Remember, choosing a breakfast on Thanksgiving Day doesn't have to be complicated. "I recommend sticking with the same nutritious and balanced breakfast you would normally eat," states Stark. "Breakfasts such as whole-grain toast with mashed avocado and a hard-boiled egg, overnight oats with fruit and nuts, or a whole-grain waffle with nut butter and berries all deliver a balance of protein, fiber, and good fat to keep you energized and satisfied for the day ahead."
This information is for educational purposes only and is not intended as a substitute for medical diagnosis or treatment. You should not use this information to diagnose or treat a health problem or condition. Always check with your doctor before changing your diet, altering your sleep habits, taking supplements, or starting a new fitness routine.
Erin Palinski-Wade, RD, CDE, LDN, CPT
Erin Palinski-Wade, RD, CDE, CPT is a nationally recognized nutrition, diabetes, and fitness expert who shows busy individuals how to make time for health.
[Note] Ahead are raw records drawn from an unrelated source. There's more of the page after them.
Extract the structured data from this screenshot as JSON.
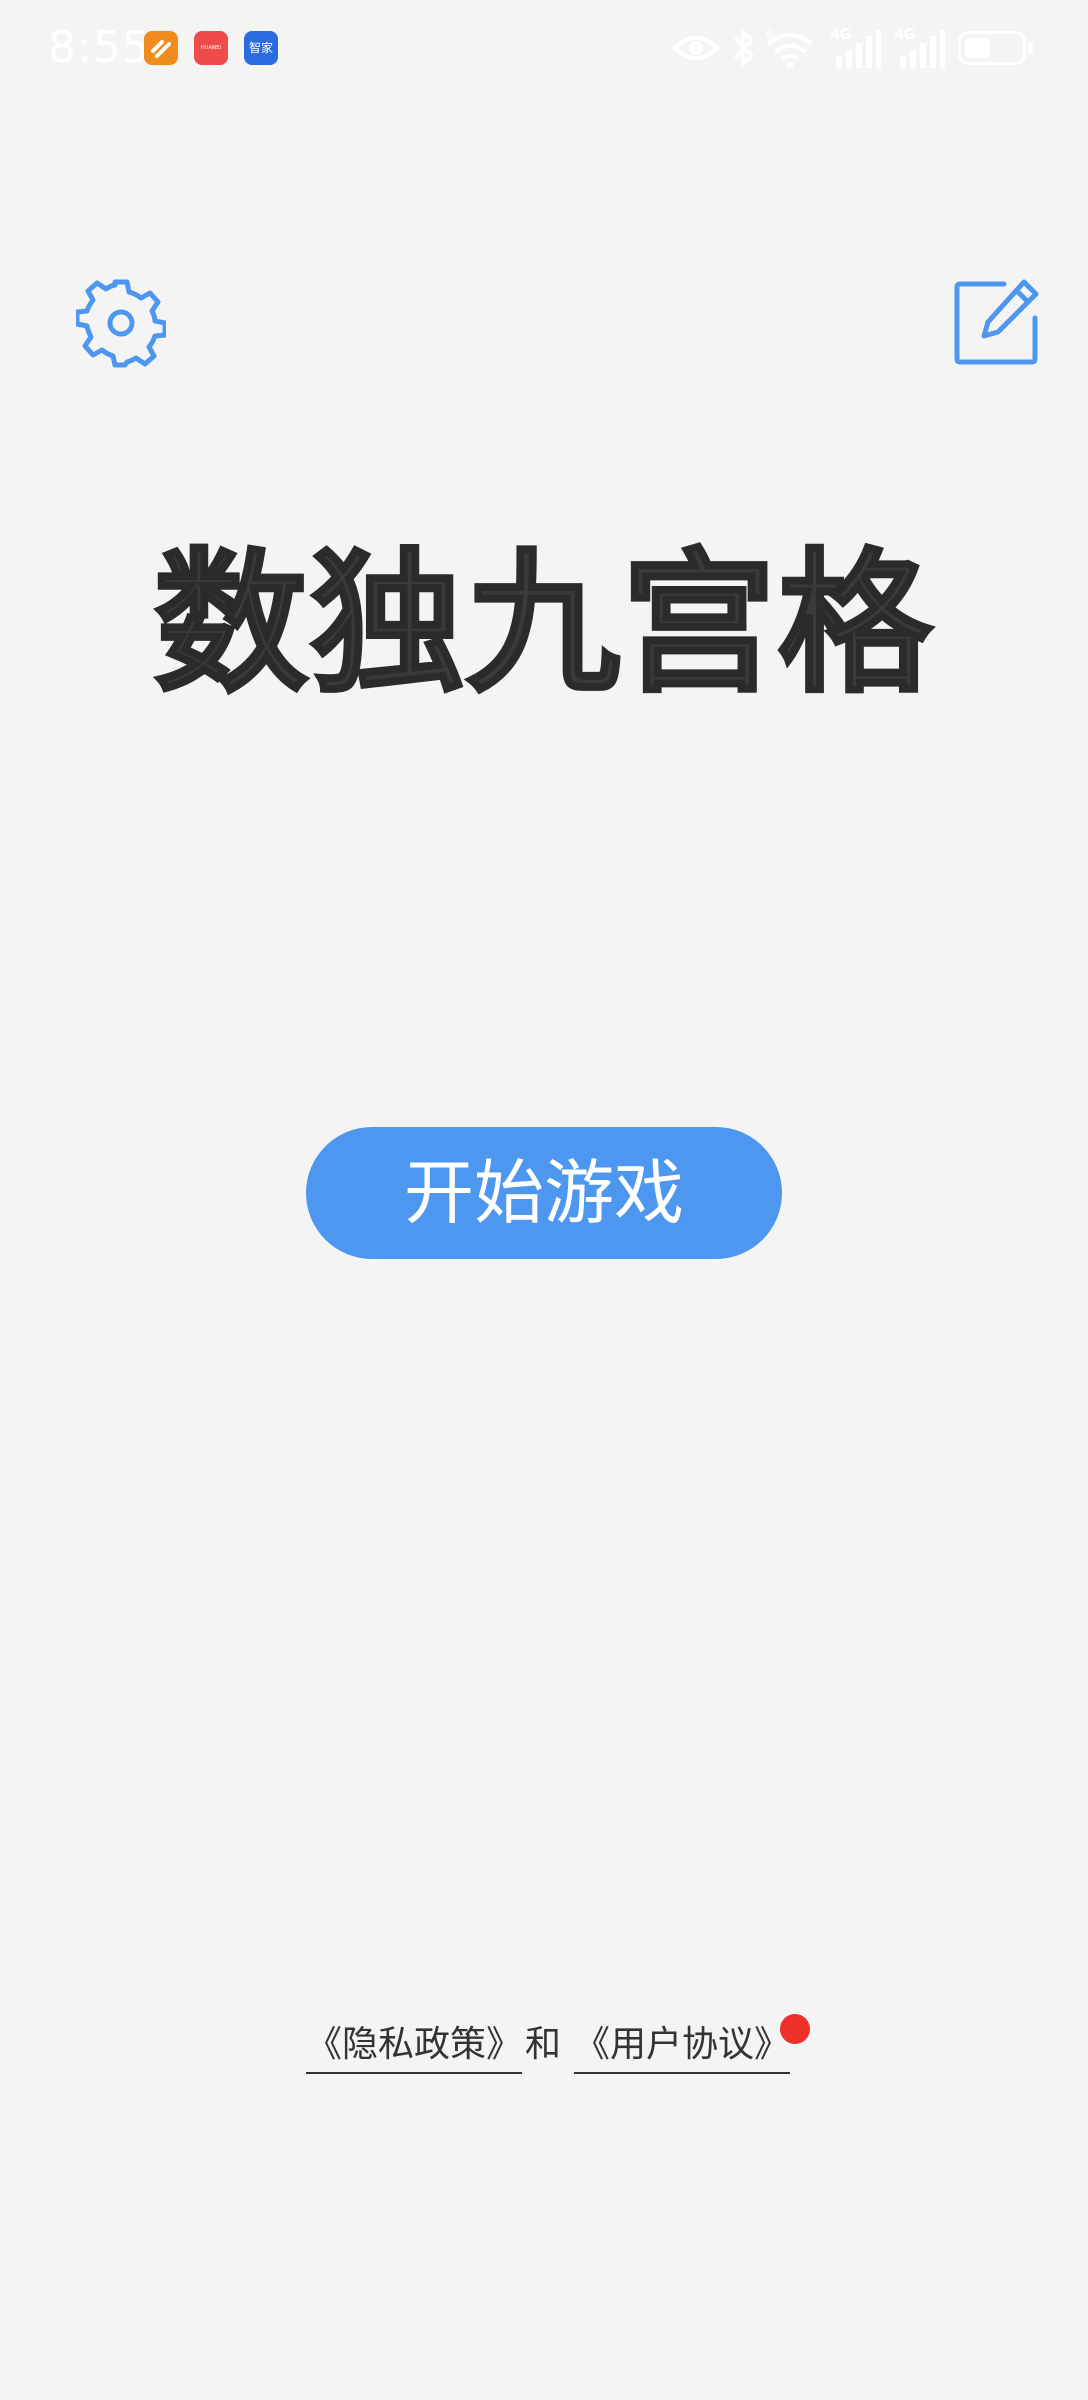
{
  "status_bar": {
    "time": "8:55",
    "notifications": [
      {
        "name": "app-notification-icon",
        "label": ""
      },
      {
        "name": "huawei-notification-icon",
        "label": "HUAWEI"
      },
      {
        "name": "zhijia-notification-icon",
        "label": "智家"
      }
    ],
    "network_label_1": "4G",
    "network_label_2": "4G",
    "wifi_label": "6",
    "battery_level_percent": 45
  },
  "toolbar": {
    "settings_icon": "gear-icon",
    "edit_icon": "edit-note-icon",
    "accent_color": "#4d97f0"
  },
  "main": {
    "title": "数独九宫格",
    "start_button_label": "开始游戏"
  },
  "footer": {
    "privacy_link": "《隐私政策》",
    "and_text": "和",
    "agreement_link": "《用户协议》",
    "badge_color": "#f0302a"
  }
}
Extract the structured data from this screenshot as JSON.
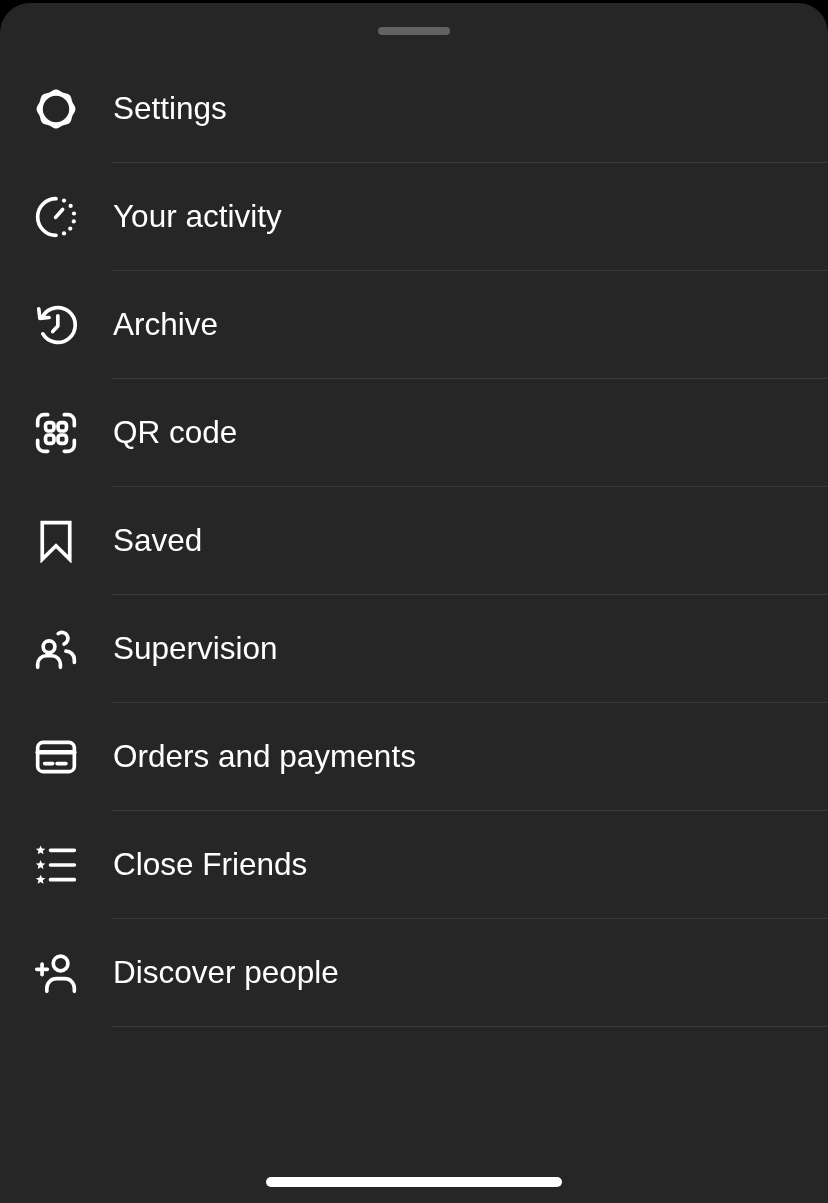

She is the founder and owner of the New Jersey-based Vernon Nutrition Center, a nutrition counseling group specializing in weight management, diabetes, and family nutrition. She is the author of multiple publications including the "2 Day Diabetes Diet" (Reader's Digest), "Love Your Age" (Prevention/Rodale), and the "Belly Fat Diet For Dummies" (Wiley). As a frequent media expert, Erin has appeared on broadcast media such as the "The Dr. Oz Show," "The Doctors," "The Early Show," and MSNBC, and regularly speaks at conferences and events across the country. Erin was also named one of the 'Top Health Influencers of 2018' by Women Fitness Magazine.